Below are the entries; return every line among them that holds the word "time".
** Opening Entries shown block **
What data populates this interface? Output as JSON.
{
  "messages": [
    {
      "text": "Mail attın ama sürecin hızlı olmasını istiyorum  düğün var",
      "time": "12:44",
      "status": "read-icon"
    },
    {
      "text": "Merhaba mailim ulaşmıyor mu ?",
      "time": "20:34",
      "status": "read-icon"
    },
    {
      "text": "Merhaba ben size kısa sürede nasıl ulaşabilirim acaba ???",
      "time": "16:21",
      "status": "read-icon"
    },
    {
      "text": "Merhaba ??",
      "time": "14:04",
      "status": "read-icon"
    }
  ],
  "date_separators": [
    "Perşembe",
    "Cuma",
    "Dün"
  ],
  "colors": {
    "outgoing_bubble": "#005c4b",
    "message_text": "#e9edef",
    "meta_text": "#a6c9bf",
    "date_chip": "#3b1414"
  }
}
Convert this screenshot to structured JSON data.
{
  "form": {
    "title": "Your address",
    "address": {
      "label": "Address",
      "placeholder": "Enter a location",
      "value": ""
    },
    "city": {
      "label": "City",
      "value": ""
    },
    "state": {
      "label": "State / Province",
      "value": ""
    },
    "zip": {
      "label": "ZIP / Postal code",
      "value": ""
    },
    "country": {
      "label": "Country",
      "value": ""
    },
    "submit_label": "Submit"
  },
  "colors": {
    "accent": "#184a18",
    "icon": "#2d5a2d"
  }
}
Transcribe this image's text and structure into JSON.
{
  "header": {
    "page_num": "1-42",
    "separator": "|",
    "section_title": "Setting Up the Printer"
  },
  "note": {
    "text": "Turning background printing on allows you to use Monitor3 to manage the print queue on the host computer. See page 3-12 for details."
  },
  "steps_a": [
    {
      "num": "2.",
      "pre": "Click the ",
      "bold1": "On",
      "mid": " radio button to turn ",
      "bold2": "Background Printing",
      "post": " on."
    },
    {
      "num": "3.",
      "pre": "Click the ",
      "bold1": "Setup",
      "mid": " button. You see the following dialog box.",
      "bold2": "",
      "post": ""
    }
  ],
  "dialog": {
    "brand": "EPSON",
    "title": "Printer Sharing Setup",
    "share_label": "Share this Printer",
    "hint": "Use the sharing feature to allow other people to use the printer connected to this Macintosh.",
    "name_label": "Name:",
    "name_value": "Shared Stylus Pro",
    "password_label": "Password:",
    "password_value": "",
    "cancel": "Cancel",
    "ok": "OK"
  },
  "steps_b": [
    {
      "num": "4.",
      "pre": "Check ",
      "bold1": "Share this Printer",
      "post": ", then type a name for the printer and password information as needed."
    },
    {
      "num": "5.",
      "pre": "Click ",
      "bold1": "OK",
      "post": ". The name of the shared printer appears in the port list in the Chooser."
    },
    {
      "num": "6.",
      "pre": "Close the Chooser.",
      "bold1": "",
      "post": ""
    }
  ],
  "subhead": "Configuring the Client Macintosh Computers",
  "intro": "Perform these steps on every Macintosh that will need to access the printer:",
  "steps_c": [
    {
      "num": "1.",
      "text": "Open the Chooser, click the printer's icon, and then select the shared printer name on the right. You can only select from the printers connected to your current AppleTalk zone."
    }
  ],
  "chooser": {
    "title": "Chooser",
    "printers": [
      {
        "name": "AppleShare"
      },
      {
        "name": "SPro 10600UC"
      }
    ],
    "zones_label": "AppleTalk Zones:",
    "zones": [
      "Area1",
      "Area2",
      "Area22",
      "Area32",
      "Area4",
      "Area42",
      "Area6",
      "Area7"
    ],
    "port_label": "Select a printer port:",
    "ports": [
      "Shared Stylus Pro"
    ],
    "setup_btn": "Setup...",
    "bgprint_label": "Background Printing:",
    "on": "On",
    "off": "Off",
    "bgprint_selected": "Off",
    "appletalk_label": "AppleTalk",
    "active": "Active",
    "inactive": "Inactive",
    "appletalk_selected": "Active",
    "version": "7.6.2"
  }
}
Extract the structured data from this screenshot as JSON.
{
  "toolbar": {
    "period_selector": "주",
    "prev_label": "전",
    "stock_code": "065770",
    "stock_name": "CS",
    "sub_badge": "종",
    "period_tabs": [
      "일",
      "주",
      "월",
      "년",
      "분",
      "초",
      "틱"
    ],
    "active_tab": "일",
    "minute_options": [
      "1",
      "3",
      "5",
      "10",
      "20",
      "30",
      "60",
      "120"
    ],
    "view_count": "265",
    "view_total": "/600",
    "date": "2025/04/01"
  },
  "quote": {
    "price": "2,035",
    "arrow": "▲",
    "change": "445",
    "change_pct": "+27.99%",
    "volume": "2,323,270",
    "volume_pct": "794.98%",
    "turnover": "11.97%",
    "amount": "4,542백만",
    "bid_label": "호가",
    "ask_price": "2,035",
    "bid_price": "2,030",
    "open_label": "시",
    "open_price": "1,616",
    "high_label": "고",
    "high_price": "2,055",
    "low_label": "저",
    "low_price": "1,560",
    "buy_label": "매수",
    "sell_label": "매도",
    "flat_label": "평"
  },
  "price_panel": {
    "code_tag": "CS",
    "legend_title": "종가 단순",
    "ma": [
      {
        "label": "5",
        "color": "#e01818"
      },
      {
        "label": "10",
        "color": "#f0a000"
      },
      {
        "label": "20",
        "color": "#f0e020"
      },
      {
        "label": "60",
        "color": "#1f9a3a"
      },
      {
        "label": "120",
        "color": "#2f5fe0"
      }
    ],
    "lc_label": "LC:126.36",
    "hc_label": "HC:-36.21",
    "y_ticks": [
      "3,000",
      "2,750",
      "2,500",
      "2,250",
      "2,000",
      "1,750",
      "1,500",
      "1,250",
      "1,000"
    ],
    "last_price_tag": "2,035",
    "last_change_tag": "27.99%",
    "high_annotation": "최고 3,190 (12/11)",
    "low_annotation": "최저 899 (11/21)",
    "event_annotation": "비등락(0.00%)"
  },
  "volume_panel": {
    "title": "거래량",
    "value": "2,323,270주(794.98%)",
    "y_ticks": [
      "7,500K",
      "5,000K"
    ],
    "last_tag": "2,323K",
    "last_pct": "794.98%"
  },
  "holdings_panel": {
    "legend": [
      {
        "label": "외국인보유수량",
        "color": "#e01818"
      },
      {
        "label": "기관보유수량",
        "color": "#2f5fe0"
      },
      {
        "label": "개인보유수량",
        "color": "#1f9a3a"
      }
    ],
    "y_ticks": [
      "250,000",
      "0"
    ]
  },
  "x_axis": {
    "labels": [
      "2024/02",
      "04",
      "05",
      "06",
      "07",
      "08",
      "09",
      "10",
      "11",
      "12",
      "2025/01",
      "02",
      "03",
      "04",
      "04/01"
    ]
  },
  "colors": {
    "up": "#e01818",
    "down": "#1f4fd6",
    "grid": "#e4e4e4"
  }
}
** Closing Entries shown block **
_Problem solution_.
      "time": "12:44",
      "time": "20:34",
      "time": "16:21",
      "time": "14:04",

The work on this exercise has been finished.